My talk about curiosity was simple; I listed all the qualities I could think of that go along with being curious.

  1. It requires open-mindedness, a willingness to see things differently.
  2. Humility goes with curiosity. We have to suspend the idea that we have all the answers, and have to be willing to wrong.
  3. Curiosity about others requires and expands empathy. If I want to know more I have to change my small idea of how life is supposed to be lived.
  4. I’d have to have curiosity to have equanimity. I’d be weighed down by strong judgment if I stopped questioning.
  5. Curiosity brings me to the present moment. That’s where the answers are. I can’t be satisfied with past assumptions or patterns.
  6. Introspection and outer exploration is risky. I have to find courage to embrace the unpredictable.

All of this courageous inquisitiveness calls for a detachment from knowledge. It demands that I be more in touch with a receptive response to the moment. Curiosity is a great word for being “without a net.”

Last week we talked about Risk. If my curiosity is strong enough, I’ll be willing to take risks.

Card Game

Our Without a Net Card exercise for the week involved asking questions about a particular painting. We chose the pheasant in the fancy frame. Here are some of the creative and curious questions that the group came up with.

Is the bird showing off?

What’s he looking at?

Is the bird looking at the past or the future?

Is the bird so close to the picture he sees in gray instead of the real colors?

What kind of road is the bird traveling?

Why is the frame ornate?

Is the bird going home to the black and white scene?

Why doesn’t the bird go fly around?

What is the bird’s name?

What time period is this?

Is the bird desperate?

I’ve offered this exercise before in my workshops, a practice that concentrates and deepens observation of an object. The part people seem to enjoy the most is when they hear the interesting questions of others. Very few people ask the same questions. Hearing what others wonder about enlarges our sense of possibility. Curiosity builds on itself.

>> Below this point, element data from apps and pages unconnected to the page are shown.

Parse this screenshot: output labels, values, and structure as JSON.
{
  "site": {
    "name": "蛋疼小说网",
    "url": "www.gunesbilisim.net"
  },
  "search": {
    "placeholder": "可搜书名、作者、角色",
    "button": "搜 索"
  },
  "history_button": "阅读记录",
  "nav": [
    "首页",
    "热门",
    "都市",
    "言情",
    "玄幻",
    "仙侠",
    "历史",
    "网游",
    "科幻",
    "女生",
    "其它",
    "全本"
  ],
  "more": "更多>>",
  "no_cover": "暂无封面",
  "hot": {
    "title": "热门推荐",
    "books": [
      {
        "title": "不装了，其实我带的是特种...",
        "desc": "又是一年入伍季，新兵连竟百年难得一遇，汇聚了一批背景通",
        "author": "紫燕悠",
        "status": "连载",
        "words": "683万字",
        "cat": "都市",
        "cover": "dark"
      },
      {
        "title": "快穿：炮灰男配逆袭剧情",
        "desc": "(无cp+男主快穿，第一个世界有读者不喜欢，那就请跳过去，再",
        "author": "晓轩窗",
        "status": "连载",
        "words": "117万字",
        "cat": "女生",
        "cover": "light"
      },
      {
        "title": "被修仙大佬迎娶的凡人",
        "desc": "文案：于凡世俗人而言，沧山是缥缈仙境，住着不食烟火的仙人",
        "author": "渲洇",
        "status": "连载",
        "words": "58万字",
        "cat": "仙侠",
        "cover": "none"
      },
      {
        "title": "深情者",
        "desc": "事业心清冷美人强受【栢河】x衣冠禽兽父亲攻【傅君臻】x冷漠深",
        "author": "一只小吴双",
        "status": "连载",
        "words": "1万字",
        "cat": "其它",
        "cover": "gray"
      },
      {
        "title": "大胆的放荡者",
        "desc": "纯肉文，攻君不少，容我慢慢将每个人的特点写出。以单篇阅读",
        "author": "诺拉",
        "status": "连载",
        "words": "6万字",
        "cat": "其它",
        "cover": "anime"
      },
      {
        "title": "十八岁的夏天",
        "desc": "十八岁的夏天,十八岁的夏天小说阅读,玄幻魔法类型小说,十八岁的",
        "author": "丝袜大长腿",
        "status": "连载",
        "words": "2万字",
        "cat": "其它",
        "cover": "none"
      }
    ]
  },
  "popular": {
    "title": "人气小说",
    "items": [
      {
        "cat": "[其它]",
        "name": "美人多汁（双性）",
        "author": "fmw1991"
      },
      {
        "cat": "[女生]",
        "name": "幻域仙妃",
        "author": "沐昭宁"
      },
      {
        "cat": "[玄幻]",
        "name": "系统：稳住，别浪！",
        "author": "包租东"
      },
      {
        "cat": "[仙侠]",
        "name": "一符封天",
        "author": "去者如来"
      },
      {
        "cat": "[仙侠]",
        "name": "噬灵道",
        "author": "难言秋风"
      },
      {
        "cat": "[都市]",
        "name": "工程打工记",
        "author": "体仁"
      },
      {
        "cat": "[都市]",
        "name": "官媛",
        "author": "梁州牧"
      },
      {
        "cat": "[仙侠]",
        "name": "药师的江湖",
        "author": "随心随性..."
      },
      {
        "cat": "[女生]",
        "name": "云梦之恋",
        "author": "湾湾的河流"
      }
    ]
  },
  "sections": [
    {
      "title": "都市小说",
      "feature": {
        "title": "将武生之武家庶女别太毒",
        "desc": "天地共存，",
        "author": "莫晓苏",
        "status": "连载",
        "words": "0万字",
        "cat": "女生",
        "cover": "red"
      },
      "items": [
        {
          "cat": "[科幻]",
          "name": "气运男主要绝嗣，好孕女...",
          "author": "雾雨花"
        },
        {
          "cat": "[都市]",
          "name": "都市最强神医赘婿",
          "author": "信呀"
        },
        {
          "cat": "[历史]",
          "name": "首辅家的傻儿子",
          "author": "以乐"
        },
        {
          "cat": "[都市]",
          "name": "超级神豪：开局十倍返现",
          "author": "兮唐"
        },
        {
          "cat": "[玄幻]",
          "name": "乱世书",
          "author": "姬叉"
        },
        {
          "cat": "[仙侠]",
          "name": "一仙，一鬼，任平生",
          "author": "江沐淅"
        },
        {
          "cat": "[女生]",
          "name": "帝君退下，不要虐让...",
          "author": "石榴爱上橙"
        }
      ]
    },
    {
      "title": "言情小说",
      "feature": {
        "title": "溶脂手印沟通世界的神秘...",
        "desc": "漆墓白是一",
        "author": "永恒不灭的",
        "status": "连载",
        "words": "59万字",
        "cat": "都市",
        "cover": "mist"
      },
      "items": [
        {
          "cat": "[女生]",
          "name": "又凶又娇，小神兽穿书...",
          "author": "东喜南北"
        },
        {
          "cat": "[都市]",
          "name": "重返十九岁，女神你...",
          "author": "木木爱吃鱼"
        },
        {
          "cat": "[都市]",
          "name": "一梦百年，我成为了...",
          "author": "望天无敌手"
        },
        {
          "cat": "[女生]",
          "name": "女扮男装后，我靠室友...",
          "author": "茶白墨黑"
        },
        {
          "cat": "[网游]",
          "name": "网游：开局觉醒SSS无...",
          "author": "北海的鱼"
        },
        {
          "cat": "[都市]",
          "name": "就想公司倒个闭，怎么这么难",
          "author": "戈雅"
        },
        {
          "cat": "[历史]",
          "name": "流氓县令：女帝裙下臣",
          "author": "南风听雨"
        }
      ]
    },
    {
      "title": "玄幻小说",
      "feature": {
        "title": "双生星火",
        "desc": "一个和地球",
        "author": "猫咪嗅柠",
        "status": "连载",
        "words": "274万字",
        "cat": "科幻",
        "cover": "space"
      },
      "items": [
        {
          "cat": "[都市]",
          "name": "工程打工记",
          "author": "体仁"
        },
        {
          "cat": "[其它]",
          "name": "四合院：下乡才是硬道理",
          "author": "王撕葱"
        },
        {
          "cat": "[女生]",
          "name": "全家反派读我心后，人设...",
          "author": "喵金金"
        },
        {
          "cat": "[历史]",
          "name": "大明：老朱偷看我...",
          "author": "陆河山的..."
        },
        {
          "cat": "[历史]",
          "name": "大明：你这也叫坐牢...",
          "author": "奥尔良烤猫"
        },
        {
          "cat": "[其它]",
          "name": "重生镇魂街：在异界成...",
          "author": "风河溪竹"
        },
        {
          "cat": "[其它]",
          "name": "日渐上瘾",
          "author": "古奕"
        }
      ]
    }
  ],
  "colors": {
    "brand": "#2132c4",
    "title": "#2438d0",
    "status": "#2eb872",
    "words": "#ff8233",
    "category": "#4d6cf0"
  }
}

We played with watercolor, only with the intention of exploring the capabilities of the medium. There were no skills taught or images to replicate—just an instruction to discover what watercolors do. I’m a proponent of letting water flow and drip and do its thing rather than trying to control it, like you’re filling in an image in a coloring book. In addition to the paint, we used salt, plastic wrap, rubbing alcohol, crayons, sponges, to achieve different affects. It’s always fascinating to see that with the same assignment each person has a wildly different way of going about the task. We saw again how we’re all curious in a different way. The consensus was that goofing around is fun, and we all became more interested in how good watercolor artists make it work well. I posted examples of our investigations on my personal blog.